James Gander urged the hospital to begin admitting patients from outside Berkshire County to keep Greylock Pavilion open.
NORTH ADAMS, Mass. — A community forum held to brainstorm options over the closure of the psychiatric unit at North Adams Regional Hospital came up with one solution: Keep it open.
Or at least keep it open long enough to find another way to provide critical mental health services in North Berkshire.
"It's a last hurrah, if you will, to keep the pavilion open," said Deborah Sadowy, president of the local National Alliance on Mental Illness of Berkshire County, told some 50 community members at the American Legion on Tuesday night. "Even though there was a hearing, it doesn't appear that the public who use the services have been addressed."
Sadowy and NAMI Executive Director Brenda Carpenter moderated the forum, sponsored by the Massachusetts Nurses Association, NAMI, Adams Council on Aging, Berkshire Coalition for Suicide Prevention, Elder Services of Berkshire County, Elizabeth Freeman Center, Service Employees International Union 1199, and the Vietnam Veterans of America Chapter 54.
Those groups have been critical of a decision by the hospital to close Greylock Pavilion, a secure center for mental health patients and the only one in North Berkshire, on Jan. 2. Many who attended a public hearing held by the Department of Public Health in November opposed the plan, saying it will create hardships for patients and families alike.
The DPH has found the services to be necessary to the area but is not in a position to prevent the unit's closure. Hospital officials say eliminating some services while focusing on more profitable units, such as surgery, are critical to keeping the community hospital open.
Sadowy said the purpose of the forum was to come up with ways to address mental health services without the hospital.
"Use our imaginations to come with a community solution what would be the best solution for the individuals that are being serviced," she said. "We're going to think beyond money, we're going to think beyond staffing ... it's about the individuals, it's not about the personalities."
Despite that admonition, the conversation continued to focus on the hospital's decision to treat mental health patients through the emergency room and outpatient services; those needing to be admitted would be transported to Berkshire Medical Center in Pittsfield more than half-hour away. Families being forced to make the drive would be provided with bus vouchers or use a service contracted by the hospital.
Diane George, an emergency room nurse, said the ER was not the place for patients having mental health crises.
"We can take care of the physical aspects but we cannot take care of the psychological aspects as a whole as well as Greylock can," she said. "We don't have money to keep a nurse, we don't have money to keep a unit, but we have money now to transport all of these people, and patients and families to BMC."
MNA Labor Representative James Gander accused hospital officials of creating a self-fulfilling prophecy: Greylock Pavilion was not cost-effective because there weren't enough patients but patients weren't being admitted, making it a loss-leader.

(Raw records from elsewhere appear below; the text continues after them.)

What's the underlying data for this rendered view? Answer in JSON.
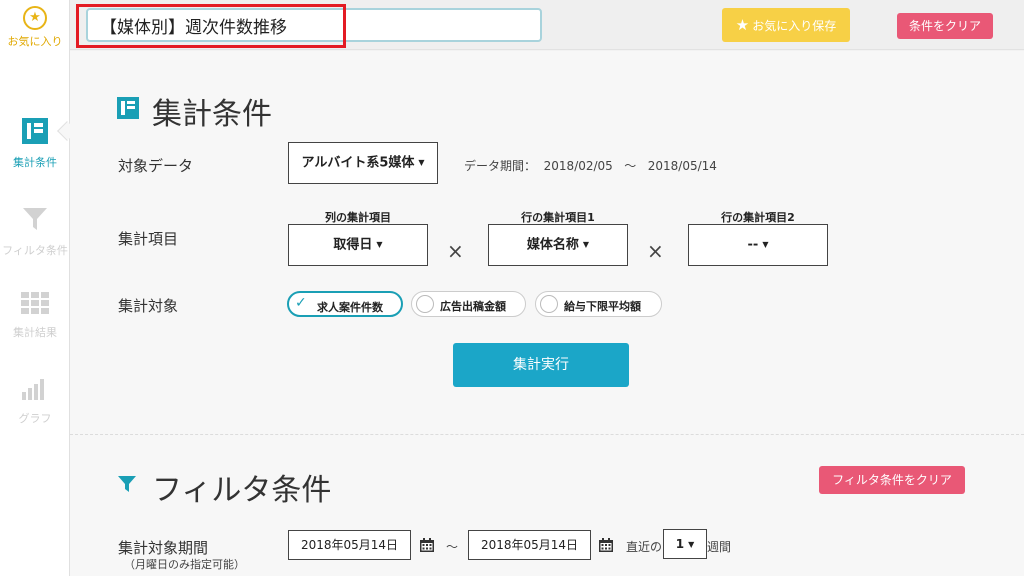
{
  "sidebar": {
    "favorite_label": "お気に入り",
    "items": [
      {
        "label": "集計条件",
        "active": true
      },
      {
        "label": "フィルタ条件",
        "active": false
      },
      {
        "label": "集計結果",
        "active": false
      },
      {
        "label": "グラフ",
        "active": false
      }
    ]
  },
  "topbar": {
    "title_value": "【媒体別】週次件数推移",
    "favorite_save_label": "お気に入り保存",
    "clear_conditions_label": "条件をクリア"
  },
  "aggregation": {
    "section_title": "集計条件",
    "target_data_label": "対象データ",
    "target_data_value": "アルバイト系5媒体",
    "period_label": "データ期間：",
    "period_start": "2018/02/05",
    "period_tilde": "～",
    "period_end": "2018/05/14",
    "items_label": "集計項目",
    "col_item_head": "列の集計項目",
    "col_item_value": "取得日",
    "row_item1_head": "行の集計項目1",
    "row_item1_value": "媒体名称",
    "row_item2_head": "行の集計項目2",
    "row_item2_value": "--",
    "times": "×",
    "target_label": "集計対象",
    "targets": [
      {
        "label": "求人案件件数",
        "checked": true
      },
      {
        "label": "広告出稿金額",
        "checked": false
      },
      {
        "label": "給与下限平均額",
        "checked": false
      }
    ],
    "run_label": "集計実行"
  },
  "filter": {
    "section_title": "フィルタ条件",
    "clear_label": "フィルタ条件をクリア",
    "period_label": "集計対象期間",
    "period_note": "（月曜日のみ指定可能）",
    "date_from": "2018年05月14日",
    "tilde": "～",
    "date_to": "2018年05月14日",
    "recent_prefix": "直近の",
    "recent_value": "1",
    "recent_suffix": "週間"
  },
  "colors": {
    "accent": "#1a9fb5",
    "run_button": "#1ba6c8",
    "clear_button": "#e95876",
    "favorite_button": "#f7d046",
    "highlight": "#e31b23"
  }
}
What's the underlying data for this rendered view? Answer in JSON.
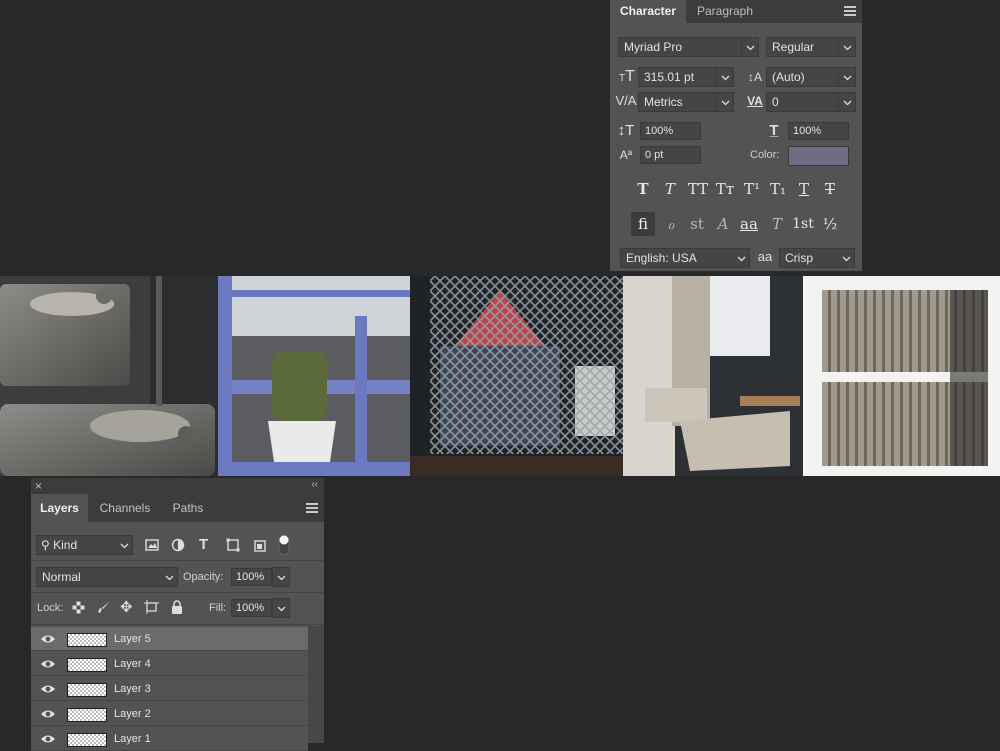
{
  "character_panel": {
    "tabs": [
      "Character",
      "Paragraph"
    ],
    "font_family": "Myriad Pro",
    "font_style": "Regular",
    "font_size": "315.01 pt",
    "leading": "(Auto)",
    "kerning": "Metrics",
    "tracking": "0",
    "vertical_scale": "100%",
    "horizontal_scale": "100%",
    "baseline_shift": "0 pt",
    "color_label": "Color:",
    "color_value": "#6f6b82",
    "style_buttons": [
      "T",
      "T",
      "TT",
      "Tт",
      "T¹",
      "T₁",
      "T",
      "T"
    ],
    "opentype_buttons": [
      "fi",
      "ℴ",
      "st",
      "A",
      "aa",
      "T",
      "1st",
      "½"
    ],
    "language": "English: USA",
    "antialias_icon": "aa",
    "antialias": "Crisp"
  },
  "layers_panel": {
    "tabs": [
      "Layers",
      "Channels",
      "Paths"
    ],
    "filter_kind": "Kind",
    "blend_mode": "Normal",
    "opacity_label": "Opacity:",
    "opacity": "100%",
    "lock_label": "Lock:",
    "fill_label": "Fill:",
    "fill": "100%",
    "layers": [
      {
        "name": "Layer 5",
        "selected": true
      },
      {
        "name": "Layer 4",
        "selected": false
      },
      {
        "name": "Layer 3",
        "selected": false
      },
      {
        "name": "Layer 2",
        "selected": false
      },
      {
        "name": "Layer 1",
        "selected": false
      }
    ]
  },
  "colors": {
    "background": "#282828",
    "panel": "#535353",
    "panel_dark": "#3c3c3c",
    "selected_layer": "#6b6b6b"
  }
}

"The hospital set the discussion up as money and challenges hospitals are facing everywhere," he said. "But you cannot operate a psychiatric unit by not admitting patients."
He and others asked what the break-even point would be in admissions, or for figures on how it would jeopardize the hospital to keep the unit open three more months. "Here is a solution: Start admitting patients," said Gander.

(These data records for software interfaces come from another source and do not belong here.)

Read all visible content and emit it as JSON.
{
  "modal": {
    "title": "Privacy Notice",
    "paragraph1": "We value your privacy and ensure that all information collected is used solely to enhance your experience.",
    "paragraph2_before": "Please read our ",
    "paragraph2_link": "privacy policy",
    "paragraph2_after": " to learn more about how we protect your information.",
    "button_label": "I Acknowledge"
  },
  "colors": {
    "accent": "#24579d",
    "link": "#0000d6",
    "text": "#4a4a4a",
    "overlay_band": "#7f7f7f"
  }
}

Dr. Arthur Turton, a trustee of the hospital's parent corporation, Northern Berkshire Healthcare, said if the changes weren't made there was a chance of losing the hospital altogether.
"The hospital's finances are dire and this is part of our plan to save the rest of the hospital," he said. "This is part of a strategy to prevent that from happening while still serving our community, improving our outpatient psychiatric services, and dealing with the real need for inpatient services in conjunction with Berkshire Medical Center."

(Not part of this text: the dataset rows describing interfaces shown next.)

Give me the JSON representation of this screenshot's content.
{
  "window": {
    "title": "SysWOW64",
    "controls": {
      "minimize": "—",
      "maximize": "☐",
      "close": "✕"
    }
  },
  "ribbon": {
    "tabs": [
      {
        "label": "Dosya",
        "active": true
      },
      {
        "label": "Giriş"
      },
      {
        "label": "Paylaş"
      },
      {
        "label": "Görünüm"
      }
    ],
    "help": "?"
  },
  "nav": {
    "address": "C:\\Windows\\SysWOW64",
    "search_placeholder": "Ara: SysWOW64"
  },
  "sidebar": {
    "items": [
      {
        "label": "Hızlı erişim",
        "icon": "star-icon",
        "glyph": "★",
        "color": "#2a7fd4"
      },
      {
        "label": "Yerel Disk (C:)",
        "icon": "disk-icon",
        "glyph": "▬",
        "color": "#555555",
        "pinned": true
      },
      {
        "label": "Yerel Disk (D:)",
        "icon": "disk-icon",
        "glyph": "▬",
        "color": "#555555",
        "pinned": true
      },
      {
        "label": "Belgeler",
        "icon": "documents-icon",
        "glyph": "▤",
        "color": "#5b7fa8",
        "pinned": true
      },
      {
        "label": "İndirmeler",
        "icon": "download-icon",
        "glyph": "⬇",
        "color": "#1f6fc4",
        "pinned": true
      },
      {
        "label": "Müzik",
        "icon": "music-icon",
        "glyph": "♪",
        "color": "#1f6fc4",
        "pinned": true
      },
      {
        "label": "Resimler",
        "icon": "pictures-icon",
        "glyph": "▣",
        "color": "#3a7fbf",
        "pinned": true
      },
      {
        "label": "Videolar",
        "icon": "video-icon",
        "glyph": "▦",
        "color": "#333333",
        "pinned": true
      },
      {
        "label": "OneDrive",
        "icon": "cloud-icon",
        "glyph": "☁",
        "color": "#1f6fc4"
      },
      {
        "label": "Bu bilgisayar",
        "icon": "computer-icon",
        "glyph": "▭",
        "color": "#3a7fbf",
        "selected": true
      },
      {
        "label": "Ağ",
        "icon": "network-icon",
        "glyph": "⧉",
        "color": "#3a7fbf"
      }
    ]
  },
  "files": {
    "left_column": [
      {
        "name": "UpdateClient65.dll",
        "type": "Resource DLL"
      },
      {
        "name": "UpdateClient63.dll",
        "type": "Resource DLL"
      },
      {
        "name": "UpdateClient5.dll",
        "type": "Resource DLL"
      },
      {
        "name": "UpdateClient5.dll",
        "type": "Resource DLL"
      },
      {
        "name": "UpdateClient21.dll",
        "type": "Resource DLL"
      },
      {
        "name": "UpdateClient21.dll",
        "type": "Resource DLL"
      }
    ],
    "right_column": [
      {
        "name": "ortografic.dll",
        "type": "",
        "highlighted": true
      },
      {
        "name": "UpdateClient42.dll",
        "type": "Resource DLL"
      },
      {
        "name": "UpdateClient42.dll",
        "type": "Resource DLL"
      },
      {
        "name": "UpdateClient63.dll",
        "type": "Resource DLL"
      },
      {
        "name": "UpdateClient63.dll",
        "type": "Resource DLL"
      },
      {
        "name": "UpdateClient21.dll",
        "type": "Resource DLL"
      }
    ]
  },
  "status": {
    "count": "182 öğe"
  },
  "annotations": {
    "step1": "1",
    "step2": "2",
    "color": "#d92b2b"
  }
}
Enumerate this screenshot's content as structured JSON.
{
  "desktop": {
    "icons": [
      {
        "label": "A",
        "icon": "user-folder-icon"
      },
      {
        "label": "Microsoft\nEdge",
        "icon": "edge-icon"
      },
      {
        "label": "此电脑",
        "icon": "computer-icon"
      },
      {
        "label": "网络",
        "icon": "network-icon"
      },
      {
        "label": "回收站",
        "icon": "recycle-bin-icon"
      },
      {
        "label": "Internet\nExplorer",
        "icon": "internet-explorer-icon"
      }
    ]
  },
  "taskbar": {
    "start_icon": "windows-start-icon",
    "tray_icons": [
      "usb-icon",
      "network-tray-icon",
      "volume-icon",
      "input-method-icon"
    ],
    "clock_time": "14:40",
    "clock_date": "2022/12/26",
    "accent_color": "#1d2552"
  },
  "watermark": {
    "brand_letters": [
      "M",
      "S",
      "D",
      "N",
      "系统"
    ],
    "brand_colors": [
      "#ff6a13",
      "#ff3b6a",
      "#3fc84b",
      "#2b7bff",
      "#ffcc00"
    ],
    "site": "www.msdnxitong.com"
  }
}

Turton saw a disconnect in community members being reluctant "to go 17-20 miles to Berkshire Medical Center" but offering a solution that means "accepting patients from all over the state and from other states."
Mayor Richard Alcombright said he has continued to speak about the issue with state Sen. Benjamin B. Downing, who was unable to attend, and that the hospital's circumstances were a high priority.
"I have very deep concerns about the ability of the hospital to stay in business ... their cash reserves are lower and lower," said state Rep. Gailanne Cariddi, D-North Adams, who added the hospital may not be able to make payroll by March. The community should be rallying around NARH, she said. "I don't want to see this place go."
Some of the suggestions included contacting state officials, sending ideas for solutions to the closure to NBH trustees, and seeking federal or state funding sources. Others thought it time to move on to a new mental health structure.
"We have nurses who need jobs, we have patients who need nurses," said Richard Dassatti of the April 4th Coalition, who suggested moving away from a corporate model to start a pilot not-for-profit facility. "Make the nurses stakeholders ... Just like we have community-supported agriculture, we need community-supported social services."
Others thought the community should be thinking bigger and outside the box to take the lead in treating psychiatric problems.
"We need to take a stand about medical care in this country and let it begin here," said Daniel Connerton.
iBerkshires.com welcomes critical, respectful dialogue. Name-calling, personal attacks, libel, slander or foul language is not allowed. All comments are reviewed before posting and will be deleted or edited as necessary.